- [Extracted material]:

+++

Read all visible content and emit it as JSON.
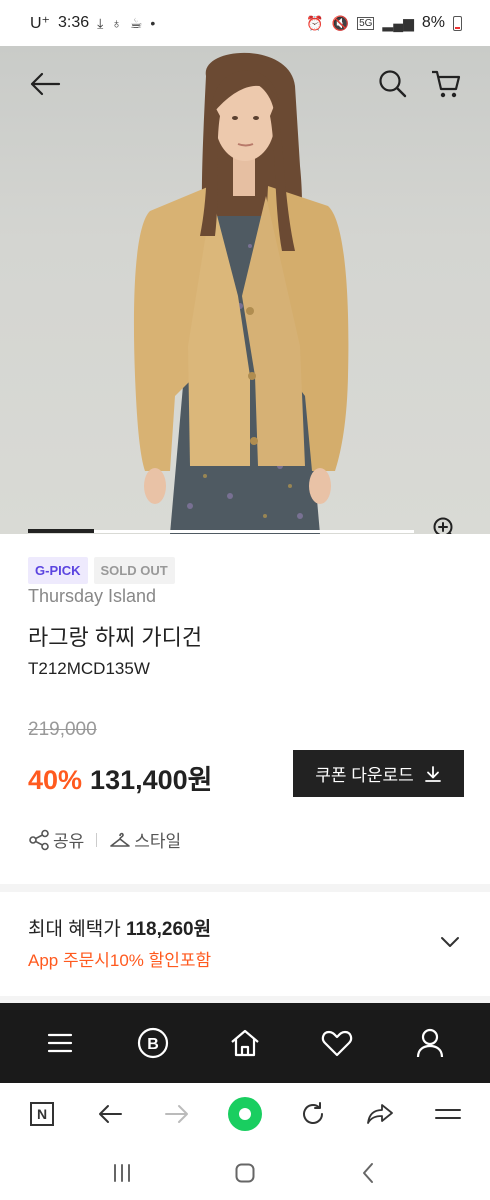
{
  "status_bar": {
    "carrier": "U⁺",
    "time": "3:36",
    "battery": "8%"
  },
  "hero": {
    "slider_progress": 0.17
  },
  "product": {
    "badges": [
      "G-PICK",
      "SOLD OUT"
    ],
    "brand": "Thursday Island",
    "name": "라그랑 하찌 가디건",
    "code": "T212MCD135W",
    "original_price": "219,000",
    "discount": "40%",
    "sale_price": "131,400원",
    "coupon_button": "쿠폰 다운로드",
    "share": "공유",
    "style": "스타일"
  },
  "benefit": {
    "label": "최대 혜택가 ",
    "price": "118,260원",
    "sub": "App 주문시10% 할인포함"
  },
  "site_nav": {
    "items": [
      "menu-icon",
      "brand-b-icon",
      "home-icon",
      "heart-icon",
      "person-icon"
    ],
    "brand_letter": "B"
  },
  "browser_bar": {
    "n_label": "N"
  },
  "colors": {
    "accent_orange": "#ff5a1f",
    "gpick_purple": "#5b44e0",
    "nav_dark": "#1a1a1a",
    "naver_green": "#19ce60"
  }
}
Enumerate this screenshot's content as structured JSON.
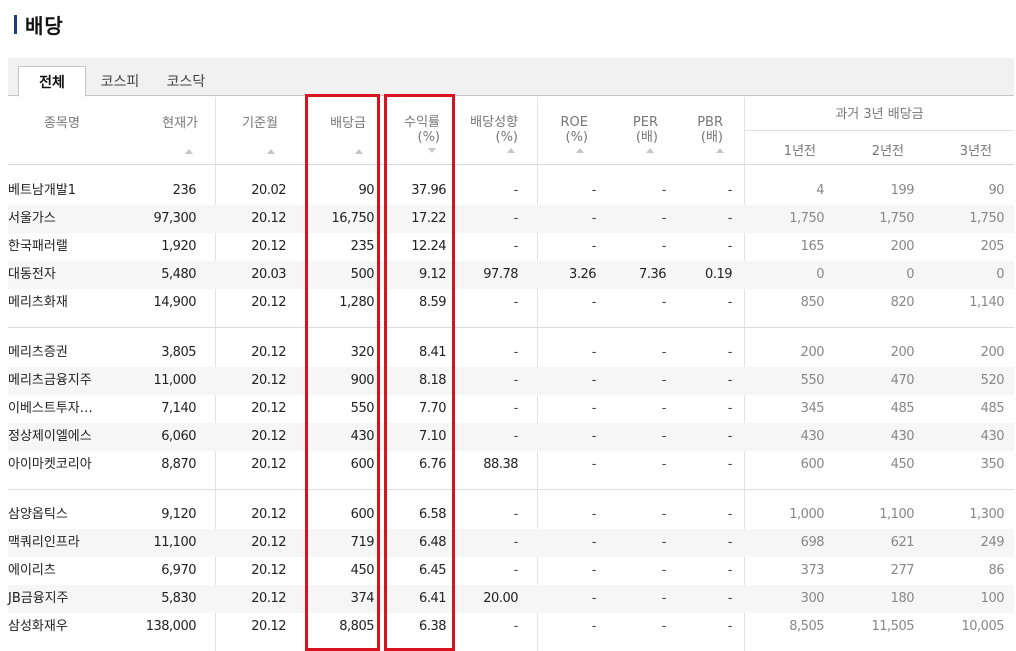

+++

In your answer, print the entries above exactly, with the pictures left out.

Read all visible content and emit it as JSON.
{
  "status_bar": {
    "carrier": "U⁺",
    "time": "3:36",
    "battery": "8%"
  },
  "hero": {
    "slider_progress": 0.17
  },
  "product": {
    "badges": [
      "G-PICK",
      "SOLD OUT"
    ],
    "brand": "Thursday Island",
    "name": "라그랑 하찌 가디건",
    "code": "T212MCD135W",
    "original_price": "219,000",
    "discount": "40%",
    "sale_price": "131,400원",
    "coupon_button": "쿠폰 다운로드",
    "share": "공유",
    "style": "스타일"
  },
  "benefit": {
    "label": "최대 혜택가 ",
    "price": "118,260원",
    "sub": "App 주문시10% 할인포함"
  },
  "site_nav": {
    "items": [
      "menu-icon",
      "brand-b-icon",
      "home-icon",
      "heart-icon",
      "person-icon"
    ],
    "brand_letter": "B"
  },
  "browser_bar": {
    "n_label": "N"
  },
  "colors": {
    "accent_orange": "#ff5a1f",
    "gpick_purple": "#5b44e0",
    "nav_dark": "#1a1a1a",
    "naver_green": "#19ce60"
  }
}
Enumerate this screenshot's content as structured JSON.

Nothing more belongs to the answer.